When I find myself lacking in some crucial area, I will often return to passages in favorite books that help remind me of some first principles.
Lately I have been procrastinating shamefully, and so today I went back to page 139 of Cerebus: Flight by Dave Sim and Gerhard, a page that has stuck in my brain far longer than most pages of most books.
The page is one I should perhaps blow up and frame, or photocopy and tape by a mirror, just to remind myself regularly of what it has to say. Posting this reminder to myself is the next best thing, and it might prove valuable to others in the bargain.
Some of the dialogue is confusing if you don't know the complete context of the scene, but the excerpts here capture the spirit of it.
Cerebus has just dismissed the visions Suenteus Po has presented and has returned to pursuing his original goal, climbing 'up' through an empty black void:
Any time Cerebus decides to do something, someone comes along and gets Cerebus to do something else.
The more people Cerebus is in charge of, the more distractions there are and the less Cerebus does what Cerebus wants to do and the more Cerebus does what someone else wants Cerebus to do.
Well, Cerebus isn't in charge of anyone any more, so Cerebus is going to do what Cerebus set out to do. Cerebus is going up.
Up is up, even if everything else is black. It's like climbing a mountain. You know you're at the top when you run out of mountain and until you run out of mountain, you keep climbing.
Well said, Well said, indeed. For a fellow whose progress to date might most flatteringly be described as "meager" this smacks of insight writ large.
The most distinctive trait of the fool is his submission to distraction and diversion and an abiding faith that they are inescapable matters of course.
His quite tedious refrain: "life is what happens when you're making other plans."
Conversely, it is a cornerstone of wisdom that obstacles exist to be bypassed; and where that isn't possible they are to be overcome or eliminated entirely.
"The more worthwhile the Road, the more seductive will be those paths divergent from it."

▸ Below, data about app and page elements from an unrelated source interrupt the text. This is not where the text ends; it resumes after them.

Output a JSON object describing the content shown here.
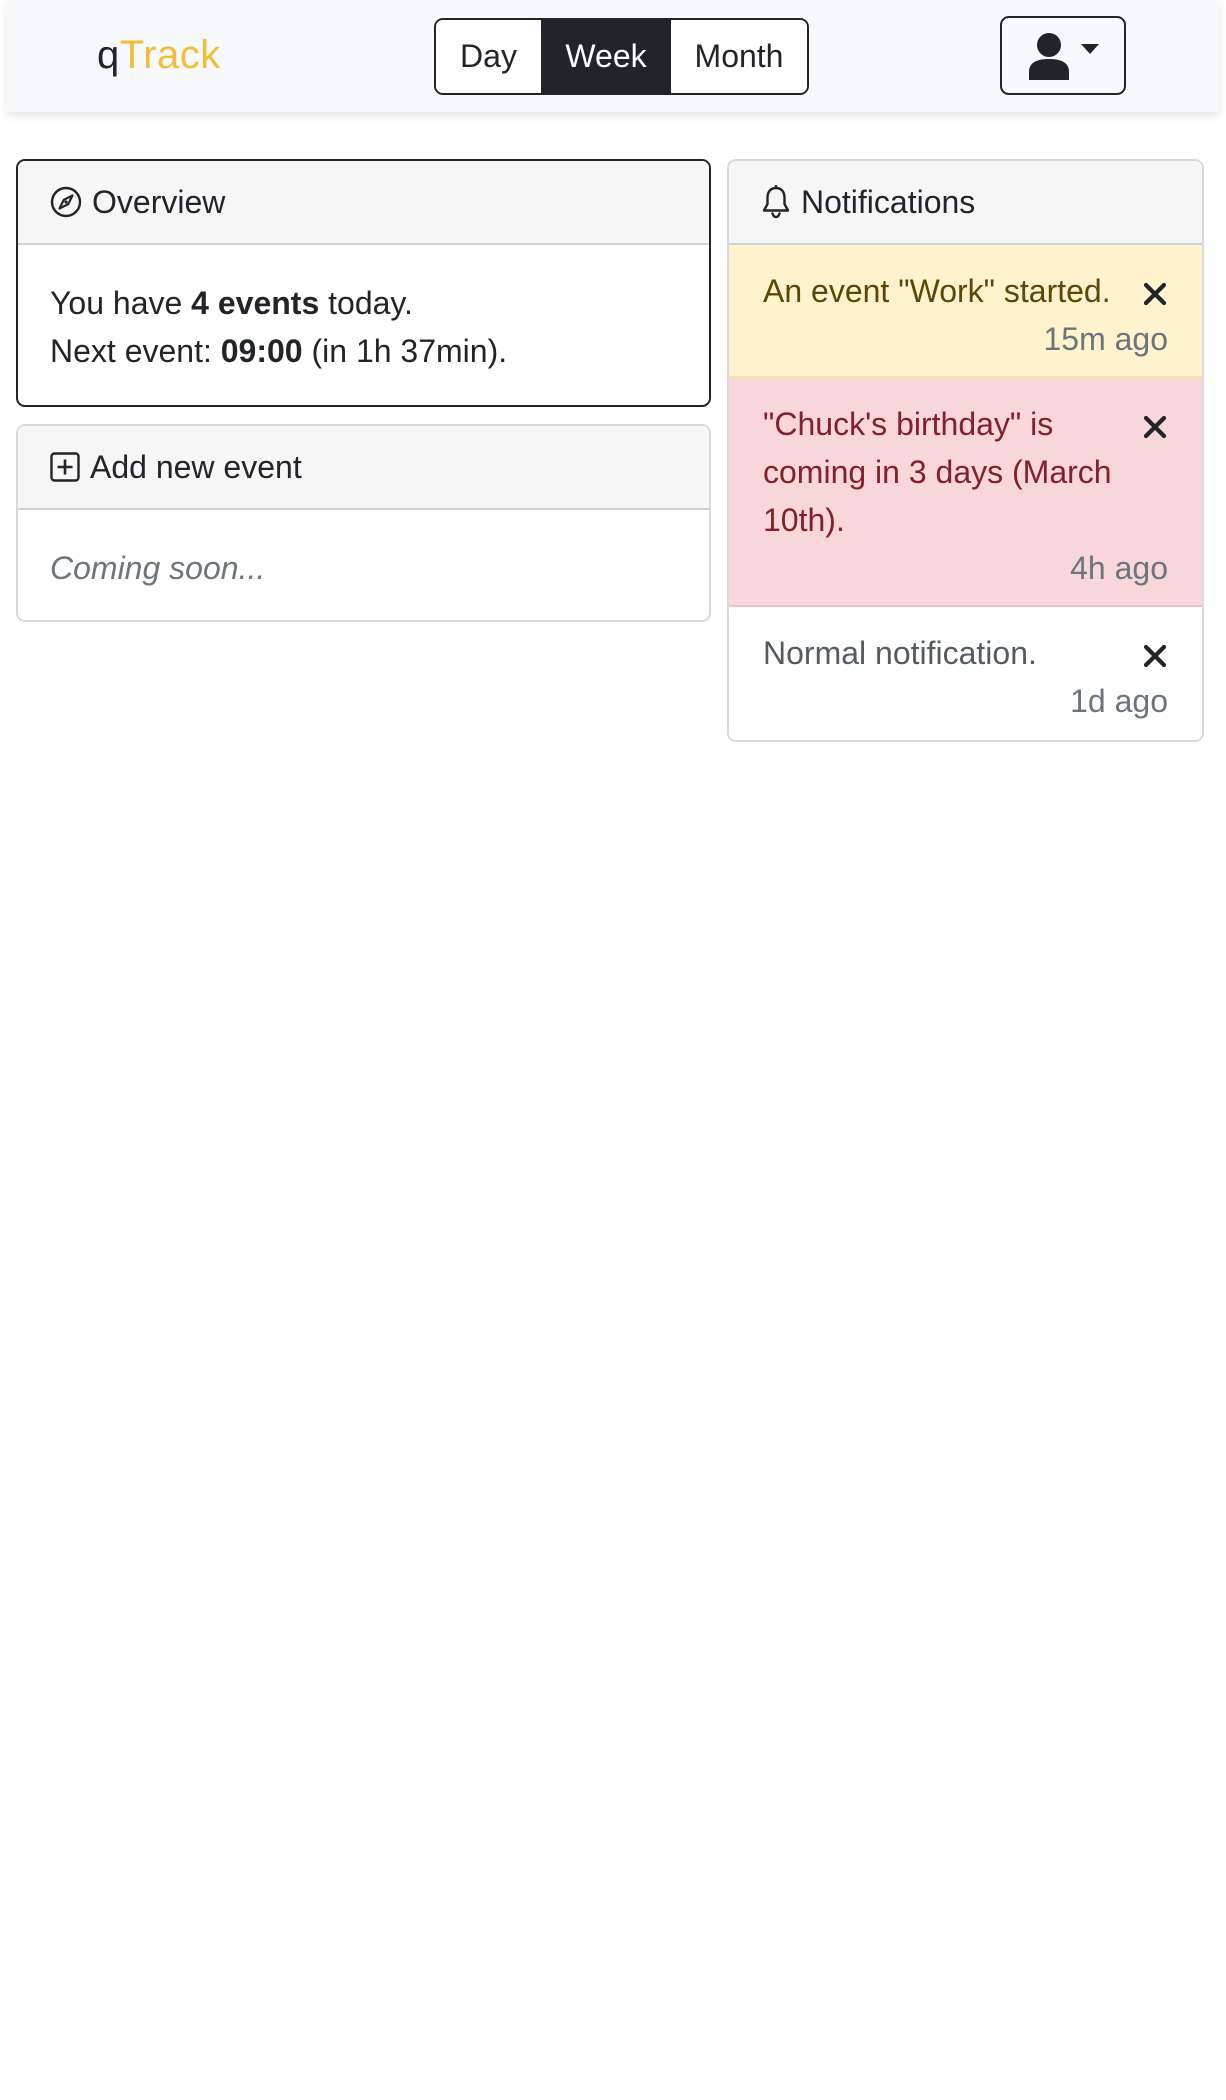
{
  "brand": {
    "prefix": "q",
    "suffix": "Track"
  },
  "colors": {
    "brand_accent": "#f2be3a",
    "warning_bg": "#fff3cd",
    "danger_bg": "#f8d7da",
    "dark": "#212529"
  },
  "view_toggle": {
    "options": [
      "Day",
      "Week",
      "Month"
    ],
    "selected": "Week"
  },
  "user_menu": {
    "icon": "user-icon",
    "caret": "caret-down-icon"
  },
  "overview": {
    "icon": "compass-icon",
    "title": "Overview",
    "line1": {
      "prefix": "You have ",
      "count": "4 events",
      "suffix": " today."
    },
    "line2": {
      "prefix": "Next event: ",
      "time": "09:00",
      "suffix": " (in 1h 37min)."
    }
  },
  "add_event": {
    "icon": "plus-square-icon",
    "title": "Add new event",
    "placeholder": "Coming soon..."
  },
  "notifications": {
    "icon": "bell-icon",
    "title": "Notifications",
    "items": [
      {
        "type": "warning",
        "text": "An event \"Work\" started.",
        "time": "15m ago"
      },
      {
        "type": "danger",
        "text": "\"Chuck's birthday\" is coming in 3 days (March 10th).",
        "time": "4h ago"
      },
      {
        "type": "normal",
        "text": "Normal notification.",
        "time": "1d ago"
      }
    ]
  }
}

It's like a good hard whack on the head every time I read it. I hereby preserve it as bits so I and anyone else may come back to it as needed.
-- Steve Bogart, email@example.com